The term "human trafficking" or "trafficking in persons" (TIP) often draws raised eyebrows and skeptical expressions—until statistics are laid out to show that approximately 27 million people are enslaved today, whether for the purposes of slave labor, prostitution, or involuntary organ "donations."
The Salvation Army has made the rescue of those enslaved around the world their number-one goal at this time, holding seminars and conferences to educate people and to garner support from various individuals and organizations.
The United Nations describes TIP in this way:
"The recruitment, transportation, transfer, harboring or receipt of persons, by means of the threat or use of force or other forms of coercion, of abduction, of fraud, of deception, of the abuse of power or of a position of vulnerability or of the giving or receiving of payments or benefits to achieve the consent of a person having control over another person, for the purpose of exploitation. Exploitation shall include, at a minimum, the exploitation of the prostitution of others or other forms of sexual exploitation, forced labor or services, slavery or practices similar to slavery, servitude or the removal of organs."
In a nutshell, human trafficking is modern-day slavery, and it is the fastest growing criminal industry in the world. It is currently tied with the illegal arms industry for the second largest criminal industry in existence, with the drug industry being the only one to edge it out.
Oh, I know. Most people naively believe that human trafficking happens only in faraway countries—Thailand or Cambodia, perhaps. True, it does occur there at a tragic rate. But it also takes place right here in the United States daily, to such an extent that some states are instituting task forces to try and stop it. Texas Attorney General Greg Abbot promises that their new task force "will take an aggressive stand against human traffickers, who have turned Texas into a hub for international and domestic forced labor and prostitution rings" (www.humantrafficking.org, "News and Updates," April 5, 2010).
Another myth about human trafficking is that it only involves adults.

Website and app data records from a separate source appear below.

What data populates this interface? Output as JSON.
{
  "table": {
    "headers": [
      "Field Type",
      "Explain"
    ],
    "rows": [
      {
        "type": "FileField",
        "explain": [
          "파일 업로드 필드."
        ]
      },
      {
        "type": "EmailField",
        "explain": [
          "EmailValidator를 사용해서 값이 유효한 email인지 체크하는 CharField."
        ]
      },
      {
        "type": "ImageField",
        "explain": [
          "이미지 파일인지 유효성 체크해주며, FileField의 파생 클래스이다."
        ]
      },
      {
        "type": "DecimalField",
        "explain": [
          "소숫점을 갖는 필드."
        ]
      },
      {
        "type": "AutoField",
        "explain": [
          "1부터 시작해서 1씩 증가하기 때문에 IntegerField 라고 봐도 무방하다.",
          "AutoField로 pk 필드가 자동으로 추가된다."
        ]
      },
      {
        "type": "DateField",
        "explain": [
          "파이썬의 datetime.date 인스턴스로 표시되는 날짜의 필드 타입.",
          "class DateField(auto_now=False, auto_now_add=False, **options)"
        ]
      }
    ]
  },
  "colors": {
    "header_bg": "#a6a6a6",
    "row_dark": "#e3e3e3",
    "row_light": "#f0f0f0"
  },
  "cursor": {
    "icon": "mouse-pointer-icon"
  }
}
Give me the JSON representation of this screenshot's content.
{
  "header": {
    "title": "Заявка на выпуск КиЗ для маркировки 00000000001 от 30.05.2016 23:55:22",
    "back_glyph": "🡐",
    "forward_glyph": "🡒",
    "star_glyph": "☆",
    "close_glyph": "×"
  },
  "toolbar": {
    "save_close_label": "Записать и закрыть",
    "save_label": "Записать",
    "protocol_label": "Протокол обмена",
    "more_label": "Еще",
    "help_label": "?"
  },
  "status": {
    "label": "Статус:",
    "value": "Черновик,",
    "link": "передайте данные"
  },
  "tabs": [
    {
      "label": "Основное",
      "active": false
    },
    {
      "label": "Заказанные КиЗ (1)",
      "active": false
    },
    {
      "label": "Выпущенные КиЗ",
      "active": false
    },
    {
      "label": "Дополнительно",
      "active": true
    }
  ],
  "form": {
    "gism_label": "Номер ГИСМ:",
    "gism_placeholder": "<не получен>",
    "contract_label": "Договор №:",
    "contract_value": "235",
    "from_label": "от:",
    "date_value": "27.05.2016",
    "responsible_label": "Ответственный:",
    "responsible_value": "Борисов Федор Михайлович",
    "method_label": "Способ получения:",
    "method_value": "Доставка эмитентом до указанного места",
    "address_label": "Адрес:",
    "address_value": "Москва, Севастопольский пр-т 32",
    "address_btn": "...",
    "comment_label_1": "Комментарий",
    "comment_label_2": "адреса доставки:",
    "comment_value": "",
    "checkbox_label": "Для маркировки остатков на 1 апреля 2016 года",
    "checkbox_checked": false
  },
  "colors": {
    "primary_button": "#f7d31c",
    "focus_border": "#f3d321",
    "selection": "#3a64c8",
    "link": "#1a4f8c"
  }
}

Millions of children around the world are crying out in pain and terror over the heartbreaking error of that statement. According to Wikepedia, trafficking in children may come about as an "exploitation of the parents' extreme poverty. Parents may sell children to traffickers in order to pay off debts or gain income, or they may be deceived concerning the prospects of training and a better life for their children. They may sell their children for labor, sex trafficking, or illegal adoptions."
Can there be anything that grieves the Father's heart more than the forced enslaving of people made in His own image—by others bearing that same divine imprint? I believe each time anyone becomes aware of such evil and cries out against it, that cry is spurred by the Father's own pain. If ever the Church needed to be involved in helping to right a human wrong, it's now. Human trafficking must stop! And each of us who names the Name of Christ must ask the Father what He wants us to do to help make that happen.
In my case, that includes writing about it—every chance I get, including blogs, letters, articles, and a new fiction-based-on-real-life series that I'm just now starting. Will you pray for me as I research and write it? And will you also pray and ask God what you can do to answer His heart cry of "Let My people go"? Millions of enslaved human beings around the world are depending on you to respond.
Kathi Macias (www.kathimacias.com; kathieasywritermacias.blogspot.com), a radio show host and the award-winning author of more than thirty books, has just begun writing a three-book fiction series on the topic of human trafficking. The first book, Deliver Me from Evil, will release from New Hope Publishing in Fall 2011.
Original publication date: June 17, 2010